The whole paper is about ten times that length.  If any of you read this whole post then bravo.  Myself, I normally don't read blog posts this long that don't include pictures.


Andrew Pettit said...

I read all of it. Pretty good!

Will Strong said...

Wow, you're brave. There will be much more interesting posts coming up soon.

Will Strong said...

Will, I agree 100% of what you said and wrote. I think that as a teacher and a future mom your essay could really be helpful to the lives of the children who are influenced by books today. Love it!

Will Strong said...

Yes that Tiffany Strong who posted the last comment.

M.R. Weaver said...

I read it all too. I like hearing what you have to say... especially when you start the post with: "I feel very passionately on the subject..."

Good job sir!

Anthony Holden said...

You lost me--where are the pictures?


Cathy Witbeck said...

Those are freaky statistics. I hope I have raised my kids to be some of the ones who don't abandon books after high school. How sad. I can't imagine life without books. It would be like life without air.

kwistin said...

I read the whole post. And call me crazy, but I'd actually be interested to read the entire paper. This is a subject that I feel passionately about--in fact, I think it's one of the things that made me want to go into illustration. Interesting....

Honestly, I'd read the paper if you have it on ya sometime. Props.

Rachel J said...

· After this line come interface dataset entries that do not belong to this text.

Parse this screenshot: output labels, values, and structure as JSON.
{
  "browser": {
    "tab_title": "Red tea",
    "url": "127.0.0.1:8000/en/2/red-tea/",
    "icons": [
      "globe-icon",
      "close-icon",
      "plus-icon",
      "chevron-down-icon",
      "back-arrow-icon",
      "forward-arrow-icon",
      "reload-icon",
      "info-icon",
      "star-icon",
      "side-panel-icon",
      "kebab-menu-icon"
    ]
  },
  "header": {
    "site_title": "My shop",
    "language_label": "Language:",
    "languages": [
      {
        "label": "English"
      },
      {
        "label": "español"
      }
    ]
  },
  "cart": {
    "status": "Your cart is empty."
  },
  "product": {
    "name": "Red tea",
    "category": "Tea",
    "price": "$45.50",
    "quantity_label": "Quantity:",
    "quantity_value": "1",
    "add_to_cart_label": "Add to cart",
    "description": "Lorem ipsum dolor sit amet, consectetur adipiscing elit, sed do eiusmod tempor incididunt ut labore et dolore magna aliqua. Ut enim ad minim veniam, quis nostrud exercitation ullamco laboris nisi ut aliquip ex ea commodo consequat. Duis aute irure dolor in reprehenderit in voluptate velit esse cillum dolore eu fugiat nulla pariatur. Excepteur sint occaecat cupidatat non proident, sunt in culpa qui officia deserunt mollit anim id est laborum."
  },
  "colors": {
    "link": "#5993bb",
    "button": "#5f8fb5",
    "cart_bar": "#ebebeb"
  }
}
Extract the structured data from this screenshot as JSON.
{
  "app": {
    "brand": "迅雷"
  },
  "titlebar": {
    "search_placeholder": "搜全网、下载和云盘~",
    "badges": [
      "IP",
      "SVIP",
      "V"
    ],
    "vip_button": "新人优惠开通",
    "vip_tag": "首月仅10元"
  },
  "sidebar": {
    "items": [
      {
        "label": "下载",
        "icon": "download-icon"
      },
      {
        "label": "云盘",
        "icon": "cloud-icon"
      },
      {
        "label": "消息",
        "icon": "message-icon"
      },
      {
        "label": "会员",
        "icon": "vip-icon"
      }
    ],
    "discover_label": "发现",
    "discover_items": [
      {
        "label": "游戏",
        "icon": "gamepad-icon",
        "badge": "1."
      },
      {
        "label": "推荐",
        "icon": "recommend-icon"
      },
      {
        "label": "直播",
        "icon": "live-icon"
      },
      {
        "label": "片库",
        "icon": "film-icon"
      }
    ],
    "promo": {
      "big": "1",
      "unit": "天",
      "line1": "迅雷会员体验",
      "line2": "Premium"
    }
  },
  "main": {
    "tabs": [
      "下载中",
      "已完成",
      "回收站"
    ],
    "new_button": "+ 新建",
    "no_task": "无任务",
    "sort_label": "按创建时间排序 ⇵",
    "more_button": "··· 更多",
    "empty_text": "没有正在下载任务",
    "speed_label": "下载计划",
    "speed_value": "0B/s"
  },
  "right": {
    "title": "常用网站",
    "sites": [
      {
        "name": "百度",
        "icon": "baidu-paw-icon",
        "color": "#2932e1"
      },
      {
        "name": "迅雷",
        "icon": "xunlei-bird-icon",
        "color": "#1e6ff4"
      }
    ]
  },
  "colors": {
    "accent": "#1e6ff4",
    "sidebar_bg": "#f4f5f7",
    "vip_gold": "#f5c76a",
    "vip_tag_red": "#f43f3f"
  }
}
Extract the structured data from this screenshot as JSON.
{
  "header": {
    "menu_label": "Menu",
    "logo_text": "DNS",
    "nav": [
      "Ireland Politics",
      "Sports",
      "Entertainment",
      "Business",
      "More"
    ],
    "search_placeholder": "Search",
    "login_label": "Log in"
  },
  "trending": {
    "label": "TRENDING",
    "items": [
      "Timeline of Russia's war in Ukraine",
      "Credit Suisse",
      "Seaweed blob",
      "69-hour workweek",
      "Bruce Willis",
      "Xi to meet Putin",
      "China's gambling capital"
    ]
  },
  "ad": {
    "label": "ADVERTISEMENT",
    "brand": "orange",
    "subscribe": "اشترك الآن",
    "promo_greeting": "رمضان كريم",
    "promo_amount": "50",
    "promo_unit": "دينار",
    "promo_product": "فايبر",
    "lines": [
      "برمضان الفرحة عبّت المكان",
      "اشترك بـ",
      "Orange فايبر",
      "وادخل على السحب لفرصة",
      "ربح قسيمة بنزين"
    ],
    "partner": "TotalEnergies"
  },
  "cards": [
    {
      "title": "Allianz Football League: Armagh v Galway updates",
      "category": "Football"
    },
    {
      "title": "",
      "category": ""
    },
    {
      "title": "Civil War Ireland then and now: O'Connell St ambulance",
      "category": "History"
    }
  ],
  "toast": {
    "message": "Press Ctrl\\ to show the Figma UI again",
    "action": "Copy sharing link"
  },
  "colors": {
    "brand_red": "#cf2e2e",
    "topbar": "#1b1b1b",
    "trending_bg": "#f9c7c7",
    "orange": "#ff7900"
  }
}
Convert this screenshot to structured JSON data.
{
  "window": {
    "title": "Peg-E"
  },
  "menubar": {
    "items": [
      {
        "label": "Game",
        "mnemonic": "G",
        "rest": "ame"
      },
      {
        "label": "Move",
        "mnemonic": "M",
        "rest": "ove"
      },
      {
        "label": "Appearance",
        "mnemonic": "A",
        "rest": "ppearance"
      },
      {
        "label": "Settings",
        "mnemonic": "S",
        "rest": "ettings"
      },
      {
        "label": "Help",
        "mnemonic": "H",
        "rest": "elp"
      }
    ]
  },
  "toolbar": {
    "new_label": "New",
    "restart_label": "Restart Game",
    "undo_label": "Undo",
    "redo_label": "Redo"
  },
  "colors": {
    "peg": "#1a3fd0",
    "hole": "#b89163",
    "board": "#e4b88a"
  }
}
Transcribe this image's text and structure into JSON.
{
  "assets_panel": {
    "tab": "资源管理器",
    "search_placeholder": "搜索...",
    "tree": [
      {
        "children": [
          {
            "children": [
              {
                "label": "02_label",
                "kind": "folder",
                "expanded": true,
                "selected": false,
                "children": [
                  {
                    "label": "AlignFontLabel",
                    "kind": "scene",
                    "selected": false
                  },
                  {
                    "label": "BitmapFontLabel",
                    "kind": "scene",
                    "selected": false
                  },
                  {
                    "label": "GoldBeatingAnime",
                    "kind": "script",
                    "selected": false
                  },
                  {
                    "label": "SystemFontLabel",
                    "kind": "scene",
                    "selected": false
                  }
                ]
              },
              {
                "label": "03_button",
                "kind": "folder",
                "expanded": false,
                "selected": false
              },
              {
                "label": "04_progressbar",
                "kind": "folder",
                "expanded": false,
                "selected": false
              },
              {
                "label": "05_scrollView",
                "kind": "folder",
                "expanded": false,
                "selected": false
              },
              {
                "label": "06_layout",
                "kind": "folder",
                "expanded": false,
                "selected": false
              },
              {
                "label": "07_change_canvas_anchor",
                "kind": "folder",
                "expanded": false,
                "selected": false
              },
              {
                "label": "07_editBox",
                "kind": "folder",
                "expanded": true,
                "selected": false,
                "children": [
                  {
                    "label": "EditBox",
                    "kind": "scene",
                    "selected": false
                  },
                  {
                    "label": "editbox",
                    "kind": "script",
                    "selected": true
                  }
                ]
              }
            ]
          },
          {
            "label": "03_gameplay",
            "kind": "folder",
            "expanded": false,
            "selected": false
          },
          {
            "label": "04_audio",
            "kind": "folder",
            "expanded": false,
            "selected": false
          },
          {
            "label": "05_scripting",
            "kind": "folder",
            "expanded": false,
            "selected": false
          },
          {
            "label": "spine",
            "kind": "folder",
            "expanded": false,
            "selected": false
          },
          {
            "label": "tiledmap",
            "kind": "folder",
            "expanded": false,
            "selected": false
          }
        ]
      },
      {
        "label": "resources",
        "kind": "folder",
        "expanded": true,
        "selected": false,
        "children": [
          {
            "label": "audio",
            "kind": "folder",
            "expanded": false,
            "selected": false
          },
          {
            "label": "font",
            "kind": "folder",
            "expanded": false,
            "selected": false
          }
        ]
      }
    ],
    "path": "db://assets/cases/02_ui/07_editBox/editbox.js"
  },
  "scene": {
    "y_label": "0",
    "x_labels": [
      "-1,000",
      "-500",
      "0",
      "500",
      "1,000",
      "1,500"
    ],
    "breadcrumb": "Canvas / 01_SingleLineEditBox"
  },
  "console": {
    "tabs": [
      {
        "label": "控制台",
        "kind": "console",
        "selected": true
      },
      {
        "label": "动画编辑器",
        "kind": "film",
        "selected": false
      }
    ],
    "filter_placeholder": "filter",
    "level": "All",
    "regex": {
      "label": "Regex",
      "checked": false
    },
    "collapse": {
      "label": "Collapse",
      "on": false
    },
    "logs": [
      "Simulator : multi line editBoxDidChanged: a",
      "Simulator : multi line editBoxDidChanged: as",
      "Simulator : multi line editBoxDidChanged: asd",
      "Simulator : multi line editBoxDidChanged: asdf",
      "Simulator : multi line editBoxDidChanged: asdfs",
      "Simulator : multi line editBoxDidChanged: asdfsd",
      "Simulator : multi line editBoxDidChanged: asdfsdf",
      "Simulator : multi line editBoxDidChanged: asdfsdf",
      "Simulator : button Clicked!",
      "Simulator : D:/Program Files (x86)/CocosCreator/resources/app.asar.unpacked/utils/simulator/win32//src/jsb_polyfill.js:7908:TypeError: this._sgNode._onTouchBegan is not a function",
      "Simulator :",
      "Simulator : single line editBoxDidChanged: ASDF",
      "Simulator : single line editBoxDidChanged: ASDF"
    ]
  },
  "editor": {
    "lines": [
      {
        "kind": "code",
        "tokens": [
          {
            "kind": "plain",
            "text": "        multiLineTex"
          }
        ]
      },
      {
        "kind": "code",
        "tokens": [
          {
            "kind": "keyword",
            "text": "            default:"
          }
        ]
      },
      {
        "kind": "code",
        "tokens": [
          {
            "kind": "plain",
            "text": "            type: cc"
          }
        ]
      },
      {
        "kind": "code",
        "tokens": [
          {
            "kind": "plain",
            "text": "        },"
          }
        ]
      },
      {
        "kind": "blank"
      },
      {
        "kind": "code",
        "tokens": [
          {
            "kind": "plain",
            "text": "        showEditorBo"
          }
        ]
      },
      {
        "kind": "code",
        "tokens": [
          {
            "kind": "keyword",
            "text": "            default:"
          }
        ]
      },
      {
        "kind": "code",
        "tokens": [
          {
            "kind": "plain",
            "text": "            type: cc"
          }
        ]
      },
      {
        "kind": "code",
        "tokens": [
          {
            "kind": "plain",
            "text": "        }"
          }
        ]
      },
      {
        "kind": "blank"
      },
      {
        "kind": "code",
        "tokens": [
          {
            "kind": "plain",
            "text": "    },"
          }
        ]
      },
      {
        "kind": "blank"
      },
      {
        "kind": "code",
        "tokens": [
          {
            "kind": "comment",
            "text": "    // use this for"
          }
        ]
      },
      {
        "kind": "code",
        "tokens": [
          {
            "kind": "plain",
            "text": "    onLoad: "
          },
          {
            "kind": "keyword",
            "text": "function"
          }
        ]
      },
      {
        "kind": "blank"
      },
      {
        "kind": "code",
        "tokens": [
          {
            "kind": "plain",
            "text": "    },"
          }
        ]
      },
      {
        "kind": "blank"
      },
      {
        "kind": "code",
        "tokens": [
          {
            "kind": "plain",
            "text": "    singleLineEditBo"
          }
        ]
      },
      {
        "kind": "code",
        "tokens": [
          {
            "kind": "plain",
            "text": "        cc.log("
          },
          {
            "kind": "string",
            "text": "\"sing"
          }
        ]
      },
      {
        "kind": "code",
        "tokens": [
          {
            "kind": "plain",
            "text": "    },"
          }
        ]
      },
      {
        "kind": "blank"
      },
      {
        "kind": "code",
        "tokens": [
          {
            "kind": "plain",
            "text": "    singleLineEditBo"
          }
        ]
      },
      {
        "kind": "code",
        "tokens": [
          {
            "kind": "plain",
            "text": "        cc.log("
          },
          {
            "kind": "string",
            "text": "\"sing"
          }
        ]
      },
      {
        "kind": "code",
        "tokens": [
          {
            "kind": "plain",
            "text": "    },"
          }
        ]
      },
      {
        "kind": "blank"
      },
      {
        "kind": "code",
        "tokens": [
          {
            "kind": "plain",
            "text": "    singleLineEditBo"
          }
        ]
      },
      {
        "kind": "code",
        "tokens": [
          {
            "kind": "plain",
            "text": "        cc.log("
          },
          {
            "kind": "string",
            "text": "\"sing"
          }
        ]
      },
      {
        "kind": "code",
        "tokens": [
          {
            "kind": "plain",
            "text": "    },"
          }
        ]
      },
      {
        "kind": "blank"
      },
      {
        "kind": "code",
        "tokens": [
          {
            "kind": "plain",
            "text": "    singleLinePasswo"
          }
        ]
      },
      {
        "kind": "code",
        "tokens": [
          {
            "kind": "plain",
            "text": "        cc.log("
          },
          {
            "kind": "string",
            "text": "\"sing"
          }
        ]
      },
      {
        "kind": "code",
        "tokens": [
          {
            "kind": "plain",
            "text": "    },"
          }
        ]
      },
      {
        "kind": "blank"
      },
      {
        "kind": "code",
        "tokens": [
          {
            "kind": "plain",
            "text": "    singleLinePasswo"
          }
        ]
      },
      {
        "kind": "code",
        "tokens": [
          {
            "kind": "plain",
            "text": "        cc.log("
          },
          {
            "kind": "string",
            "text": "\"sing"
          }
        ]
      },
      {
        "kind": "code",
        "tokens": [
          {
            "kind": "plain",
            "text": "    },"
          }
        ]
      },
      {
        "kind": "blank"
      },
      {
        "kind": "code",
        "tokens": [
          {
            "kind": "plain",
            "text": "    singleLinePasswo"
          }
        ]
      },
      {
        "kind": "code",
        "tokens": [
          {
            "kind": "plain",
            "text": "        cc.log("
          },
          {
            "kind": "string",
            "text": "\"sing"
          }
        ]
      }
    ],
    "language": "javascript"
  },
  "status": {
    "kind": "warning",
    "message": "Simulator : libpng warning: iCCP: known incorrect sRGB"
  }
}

Aw. This takes me back to our History Class with Bethanne and talking about Dr Suess. Good times. But I agree, Interesting Children's books are vitally important!